ULI Study Puts Industrial At Top Of Best Investment Prospects For 2017
Industrial properties, the most bulletproof property type during economic contraction, topped the list of best prospects for investors in 2017, especially those serving e-commerce tenants, according to a new report from the Urban Land Institute, Emerging Trends in Real Estate. The report, authored by a team of PricewaterhouseCoopers researchers, is based on interviews with brokers, developers and other real estate-related experts nationally, most of whom believe 2017 will be the beginning of the end of the cycle. It ranked property sectors from best to worst prospects in 2017.
Here’s the list:
1. Industrial: This property type is a defensive sector, typically performing well during economic downturns. The e-commerce industrial sector, or “last mile” distribution centers that promise same-day or next-day delivery, scored the highest in the survey. North and South San Diego County submarkets have the most activity in this sector, with developers like Carlsbad’s RAF Pacifica Group leasing spec projects before they break ground, and Stos Partners recently leasing up 100% of a newly acquired building in National City while the deal was still in escrow.
The report found these facilities are in expensive locations and vary broadly in size. It also suggested conversion of warehouses to creative space as a good prospect. San Diego’s Cruzan is among developers specializing in conversion projects. Pictured is RAF Pacifica Group's planned 144,461 SF creative industrial project in Carlsbad, dubbed cre•ate.
2. Apartments: Investors continue to favor apartments as a relatively safe investment during a downturn. While urban locations offer opportunities for studios for Millennials to luxury units for empty nesters and adaptive reuse projects, affordability poses a problem, because demand continues to outpace supply. San Diego’s high barriers to entry suggest investors will continue to be attracted to this market.
3. Single-family homes: This sector remains favorable nationally, but favorability with investors has declined over the last year due to lack of debt financing. High-end projects attract the most interest. The report said this sector has a promising future, assuming Millennials will turn from renters to buyers. Once Millennials begin having families, they will leave the urban core due to “the failure of urban public education,” the report suggested. Affordability is a huge issue in San Diego with the median home price expected to rise 5.4% in 2017 to $608,316.
4. Hotels: This sector is volatile through market cycles and may have already peaked, according to the report, which said both economy and luxury hotels are lagging. The report suggested the industry has brushed off the impact of short-term rentals, despite evidence they are eating into hotel market share in some markets and restraining rate increases.
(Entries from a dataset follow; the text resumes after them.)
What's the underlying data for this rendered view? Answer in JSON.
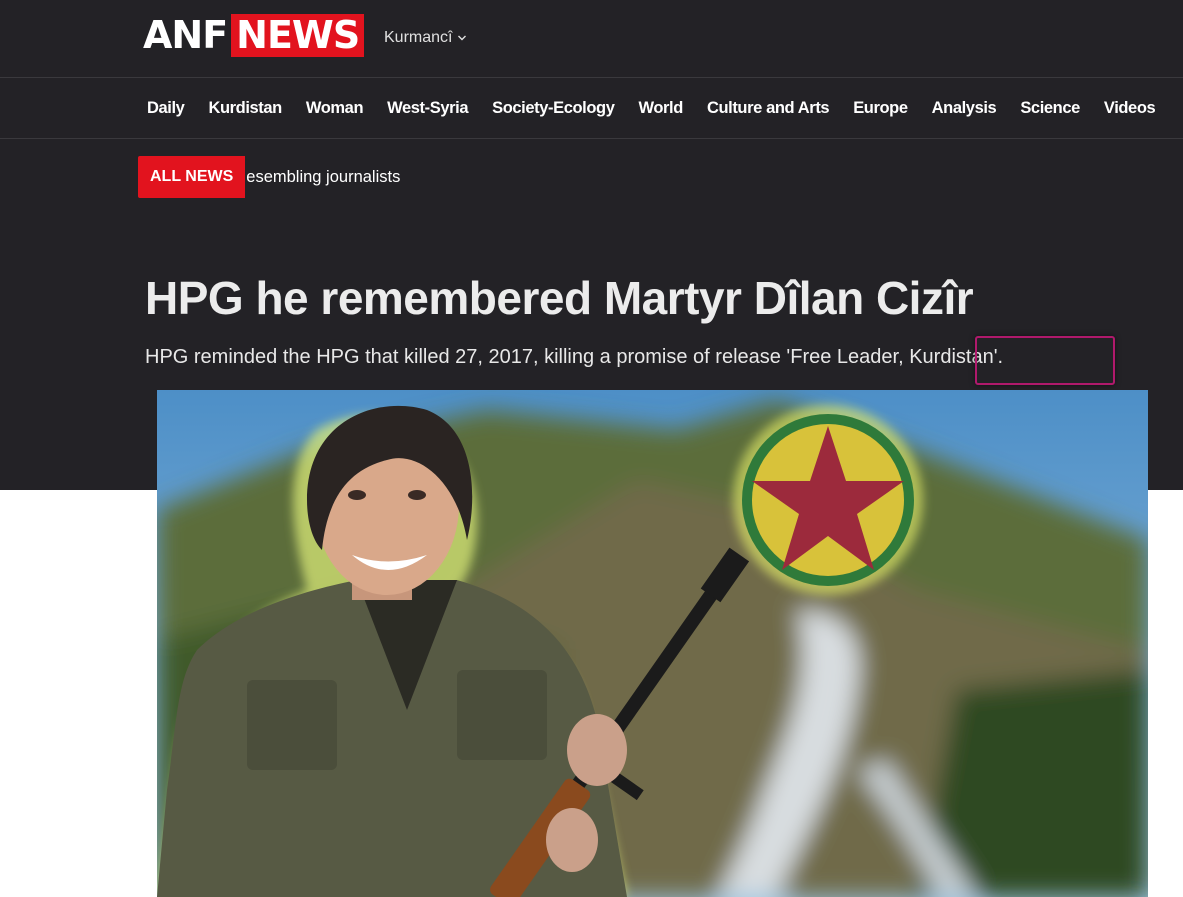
{
  "brand": {
    "logo_left": "ANF",
    "logo_right": "NEWS",
    "accent": "#e2131e"
  },
  "language": {
    "label": "Kurmancî"
  },
  "nav": {
    "items": [
      "Daily",
      "Kurdistan",
      "Woman",
      "West-Syria",
      "Society-Ecology",
      "World",
      "Culture and Arts",
      "Europe",
      "Analysis",
      "Science",
      "Videos"
    ]
  },
  "ticker": {
    "badge": "ALL NEWS",
    "text": "esembling journalists"
  },
  "article": {
    "title": "HPG he remembered Martyr Dîlan Cizîr",
    "summary": "HPG reminded the HPG that killed 27, 2017, killing a promise of release 'Free Leader, Kurdistan'."
  },
  "hero_image": {
    "icon": "photo-icon"
  }
}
San Diego has a huge short-term rental market. Airbnb alone has about 4,900 short-term rental hosts in San Diego. An effort to ban short-term rentals recently was rejected by the San Diego City Council, which indicated it would consider a proposal to limit short-term rentals in certain areas in the near future.
5. Office: This sector performs poorly during economic downturns, because office is highly sensitive to job numbers. While foreign buyers are active in prime CBDs, some institutional investors are eyeing well-located Class-B properties in certain suburban submarkets. Life sciences buildings serving the biotech industry—San Diego’s strong suit—are hot with investors, but high-tech markets, like the Bay Area, are showing signs of a “tech crash” as escalating housing costs price out even well-paid tech employees. The report cited “plug-and-play” office space as an emerging opportunity, as it doesn’t require extensive, high-cost tenant improvements.
The strength of San Diego’s office market has actually ticked up over the last year, with the region adding 30,900 jobs between September 2015 and 2016, and approximately 40,000 jobs the previous year. With 5.5% growth in the local economy, the unemployment rate dipped to 4.5% in September 2016.
6. Retail: On the investment side, retail came in dead last—even lower than last year—and the rating for new development was “rock bottom.” Investors are expecting a record level of store closings due to e-commerce’s growing market share. The report found chain retailers are increasingly marketing online, but sales will not supplant brick-and-mortar stores.
Food and beverage is a growing category for malls, and grocery store-anchored centers remain popular with investors. Outlet malls received low ratings for investment and development opportunities.
According to CBRE’s latest San Diego retail report, retail asking rents increased $0.05 in Q3 2016 to $2.21 while overall vacancy increased slightly, but was down 10 basis points year-over-year, marking the lowest vacancy rates since Q3 2008. Third-quarter absorption at 176,160 SF was the largest since Q2 2011 and reflected fallout from closure of sporting goods anchors.
The report also ranked major cities nationally for a variety of investor sectors. San Diego ranked 23rd in the West for overall investment in all real estate categories. Nationally, San Diego ranked seventh for local economy; eighth for availability of debt and equity capital; 18th for investor demand; 29th for homebuilding; 33rd for development and redevelopment opportunities; and 33rd for local public and private investment. [ULI]